EXERCISE PROMPT:
From the entries below, copy every line that holds the word "letter".

SUPPLIED INFORMATION:
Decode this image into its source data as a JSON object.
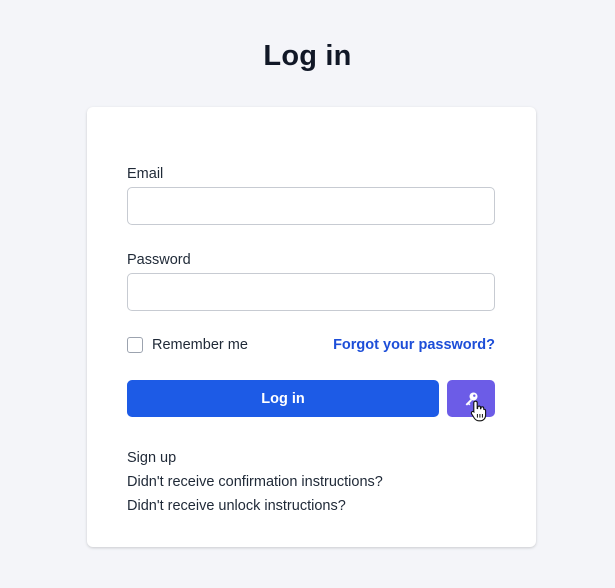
{
  "page": {
    "title": "Log in"
  },
  "form": {
    "email_label": "Email",
    "email_value": "",
    "password_label": "Password",
    "password_value": "",
    "remember_label": "Remember me",
    "remember_checked": false,
    "forgot_link": "Forgot your password?",
    "submit_label": "Log in",
    "passkey_icon": "key-icon"
  },
  "links": [
    "Sign up",
    "Didn't receive confirmation instructions?",
    "Didn't receive unlock instructions?"
  ],
  "colors": {
    "background": "#f4f5f9",
    "primary_button": "#1d5be6",
    "passkey_button": "#6c5ce7",
    "link": "#1d4ed8"
  }
}
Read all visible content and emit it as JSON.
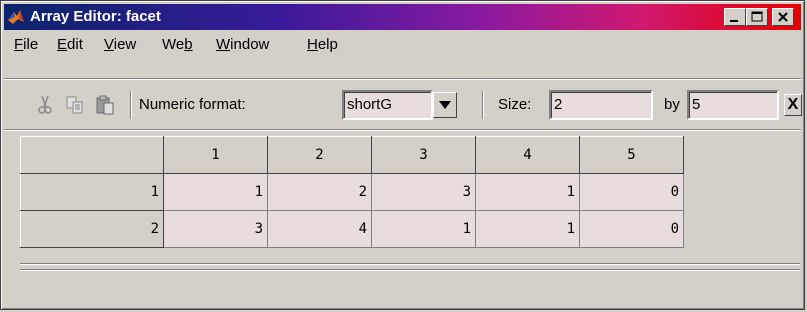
{
  "window": {
    "title": "Array Editor: facet"
  },
  "menu": [
    {
      "pre": "",
      "ul": "F",
      "post": "ile"
    },
    {
      "pre": "",
      "ul": "E",
      "post": "dit"
    },
    {
      "pre": "",
      "ul": "V",
      "post": "iew"
    },
    {
      "pre": "We",
      "ul": "b",
      "post": ""
    },
    {
      "pre": "",
      "ul": "W",
      "post": "indow"
    },
    {
      "pre": "",
      "ul": "H",
      "post": "elp"
    }
  ],
  "toolbar": {
    "numeric_format_label": "Numeric format:",
    "numeric_format_value": "shortG",
    "size_label": "Size:",
    "rows_value": "2",
    "by_label": "by",
    "cols_value": "5",
    "close_label": "X"
  },
  "grid": {
    "col_headers": [
      "1",
      "2",
      "3",
      "4",
      "5"
    ],
    "rows": [
      {
        "header": "1",
        "values": [
          "1",
          "2",
          "3",
          "1",
          "0"
        ]
      },
      {
        "header": "2",
        "values": [
          "3",
          "4",
          "1",
          "1",
          "0"
        ]
      }
    ]
  }
}
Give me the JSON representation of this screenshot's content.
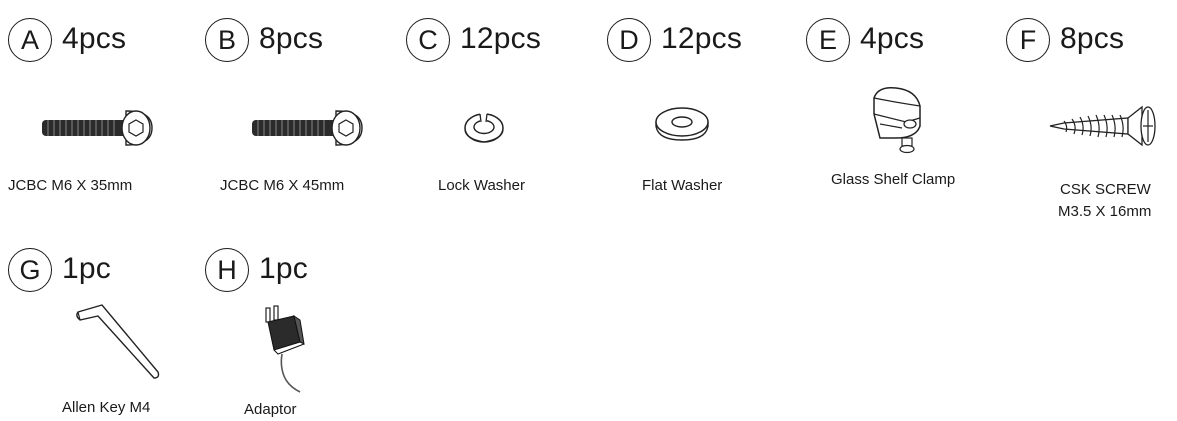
{
  "parts": [
    {
      "letter": "A",
      "qty": "4pcs",
      "name": "JCBC M6 X 35mm",
      "icon": "bolt-icon"
    },
    {
      "letter": "B",
      "qty": "8pcs",
      "name": "JCBC M6 X 45mm",
      "icon": "bolt-icon"
    },
    {
      "letter": "C",
      "qty": "12pcs",
      "name": "Lock Washer",
      "icon": "lock-washer-icon"
    },
    {
      "letter": "D",
      "qty": "12pcs",
      "name": "Flat Washer",
      "icon": "flat-washer-icon"
    },
    {
      "letter": "E",
      "qty": "4pcs",
      "name": "Glass Shelf Clamp",
      "icon": "glass-clamp-icon"
    },
    {
      "letter": "F",
      "qty": "8pcs",
      "name": "CSK SCREW",
      "name2": "M3.5 X 16mm",
      "icon": "wood-screw-icon"
    },
    {
      "letter": "G",
      "qty": "1pc",
      "name": "Allen Key M4",
      "icon": "allen-key-icon"
    },
    {
      "letter": "H",
      "qty": "1pc",
      "name": "Adaptor",
      "icon": "adaptor-icon"
    }
  ]
}
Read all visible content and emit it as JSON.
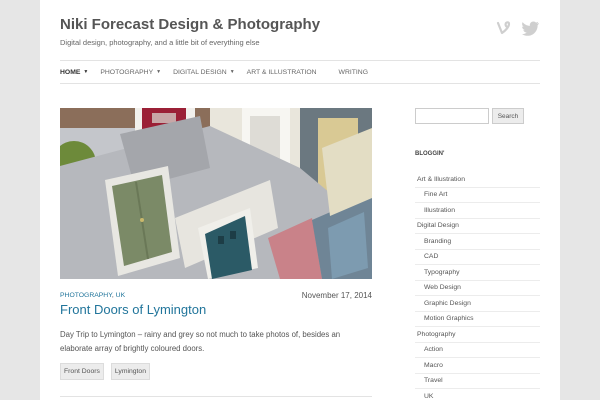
{
  "site": {
    "title": "Niki Forecast Design & Photography",
    "description": "Digital design, photography, and a little bit of everything else"
  },
  "social": [
    {
      "icon": "vine-icon",
      "color": "#cfcfcf"
    },
    {
      "icon": "twitter-icon",
      "color": "#cfcfcf"
    }
  ],
  "nav": {
    "items": [
      {
        "label": "Home",
        "dropdown": true,
        "active": true
      },
      {
        "label": "Photography",
        "dropdown": true
      },
      {
        "label": "Digital Design",
        "dropdown": true
      },
      {
        "label": "Art & Illustration",
        "dropdown": false
      },
      {
        "label": "Writing",
        "dropdown": false
      }
    ]
  },
  "post": {
    "categories": [
      "PHOTOGRAPHY",
      "UK"
    ],
    "date": "November 17, 2014",
    "title": "Front Doors of Lymington",
    "excerpt": "Day Trip to Lymington – rainy and grey so not much to take photos of, besides an elaborate array of brightly coloured doors.",
    "tags": [
      "Front Doors",
      "Lymington"
    ],
    "link_color": "#21759b"
  },
  "sidebar": {
    "search": {
      "placeholder": "",
      "button_label": "Search"
    },
    "widget_title": "BLOGGIN'",
    "categories": [
      {
        "label": "Art & Illustration",
        "level": 0
      },
      {
        "label": "Fine Art",
        "level": 1
      },
      {
        "label": "Illustration",
        "level": 1
      },
      {
        "label": "Digital Design",
        "level": 0
      },
      {
        "label": "Branding",
        "level": 1
      },
      {
        "label": "CAD",
        "level": 1
      },
      {
        "label": "Typography",
        "level": 1
      },
      {
        "label": "Web Design",
        "level": 1
      },
      {
        "label": "Graphic Design",
        "level": 1
      },
      {
        "label": "Motion Graphics",
        "level": 1
      },
      {
        "label": "Photography",
        "level": 0
      },
      {
        "label": "Action",
        "level": 1
      },
      {
        "label": "Macro",
        "level": 1
      },
      {
        "label": "Travel",
        "level": 1
      },
      {
        "label": "UK",
        "level": 1
      }
    ]
  }
}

RESPONSE BOX:
      "letter": "A",
      "letter": "B",
      "letter": "C",
      "letter": "D",
      "letter": "E",
      "letter": "F",
      "letter": "G",
      "letter": "H",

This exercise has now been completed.